-- Exercise directions --
From the entries below, report only the number of lines that contain the word "Sinkflug".

-- Provided entries --
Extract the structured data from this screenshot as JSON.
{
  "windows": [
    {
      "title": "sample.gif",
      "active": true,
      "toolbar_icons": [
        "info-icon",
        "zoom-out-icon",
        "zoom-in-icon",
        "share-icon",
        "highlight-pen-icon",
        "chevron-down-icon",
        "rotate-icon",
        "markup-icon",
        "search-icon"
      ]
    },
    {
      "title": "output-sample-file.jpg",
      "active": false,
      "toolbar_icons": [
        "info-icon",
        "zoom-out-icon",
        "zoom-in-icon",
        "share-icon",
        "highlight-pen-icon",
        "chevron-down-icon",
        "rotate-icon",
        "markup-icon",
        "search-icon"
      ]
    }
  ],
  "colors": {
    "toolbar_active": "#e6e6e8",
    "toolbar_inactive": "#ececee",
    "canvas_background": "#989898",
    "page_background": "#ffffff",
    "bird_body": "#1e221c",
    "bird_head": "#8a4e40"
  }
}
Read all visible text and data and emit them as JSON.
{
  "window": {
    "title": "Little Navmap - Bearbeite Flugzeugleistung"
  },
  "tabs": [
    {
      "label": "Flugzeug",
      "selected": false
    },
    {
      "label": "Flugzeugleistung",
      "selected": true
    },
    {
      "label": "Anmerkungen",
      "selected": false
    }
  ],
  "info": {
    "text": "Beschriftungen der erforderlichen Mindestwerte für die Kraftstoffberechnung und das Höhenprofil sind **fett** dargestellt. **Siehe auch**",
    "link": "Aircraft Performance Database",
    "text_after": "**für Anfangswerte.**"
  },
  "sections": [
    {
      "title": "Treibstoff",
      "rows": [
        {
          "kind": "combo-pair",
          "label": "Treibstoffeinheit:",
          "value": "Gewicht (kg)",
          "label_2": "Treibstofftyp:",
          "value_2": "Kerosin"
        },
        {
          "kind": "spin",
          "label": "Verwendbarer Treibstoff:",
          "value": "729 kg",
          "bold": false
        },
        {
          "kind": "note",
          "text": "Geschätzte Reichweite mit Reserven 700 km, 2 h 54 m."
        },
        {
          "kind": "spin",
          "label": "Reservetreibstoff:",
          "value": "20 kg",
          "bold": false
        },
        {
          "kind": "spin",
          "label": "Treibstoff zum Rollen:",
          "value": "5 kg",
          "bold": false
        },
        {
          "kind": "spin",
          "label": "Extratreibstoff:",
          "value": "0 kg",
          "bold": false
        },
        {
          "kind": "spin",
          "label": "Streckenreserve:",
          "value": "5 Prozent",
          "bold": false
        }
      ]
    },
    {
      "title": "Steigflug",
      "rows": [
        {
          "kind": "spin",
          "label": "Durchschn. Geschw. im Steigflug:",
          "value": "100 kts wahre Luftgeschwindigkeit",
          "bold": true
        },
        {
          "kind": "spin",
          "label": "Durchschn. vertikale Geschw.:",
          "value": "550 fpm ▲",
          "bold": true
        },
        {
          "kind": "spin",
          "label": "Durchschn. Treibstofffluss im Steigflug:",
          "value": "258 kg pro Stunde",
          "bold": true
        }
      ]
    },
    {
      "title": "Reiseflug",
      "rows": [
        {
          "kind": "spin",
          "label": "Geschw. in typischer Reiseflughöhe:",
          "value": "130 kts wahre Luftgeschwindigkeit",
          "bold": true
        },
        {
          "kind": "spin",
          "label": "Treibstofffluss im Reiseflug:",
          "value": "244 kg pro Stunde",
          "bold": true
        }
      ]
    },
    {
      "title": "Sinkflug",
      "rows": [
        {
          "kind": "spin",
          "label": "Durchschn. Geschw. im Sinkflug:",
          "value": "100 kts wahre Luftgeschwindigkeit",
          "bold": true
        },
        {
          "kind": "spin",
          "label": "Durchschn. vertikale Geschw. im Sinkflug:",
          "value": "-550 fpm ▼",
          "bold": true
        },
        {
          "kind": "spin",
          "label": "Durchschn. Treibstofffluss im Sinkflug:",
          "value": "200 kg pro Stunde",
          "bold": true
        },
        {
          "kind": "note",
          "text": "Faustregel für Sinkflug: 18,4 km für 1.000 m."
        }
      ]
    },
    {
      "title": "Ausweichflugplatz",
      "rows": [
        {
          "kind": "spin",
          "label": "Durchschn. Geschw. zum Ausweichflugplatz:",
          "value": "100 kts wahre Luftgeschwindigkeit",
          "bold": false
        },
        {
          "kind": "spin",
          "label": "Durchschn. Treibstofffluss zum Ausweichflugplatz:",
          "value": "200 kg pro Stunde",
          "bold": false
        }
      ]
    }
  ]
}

-- Reply to the exercise --
5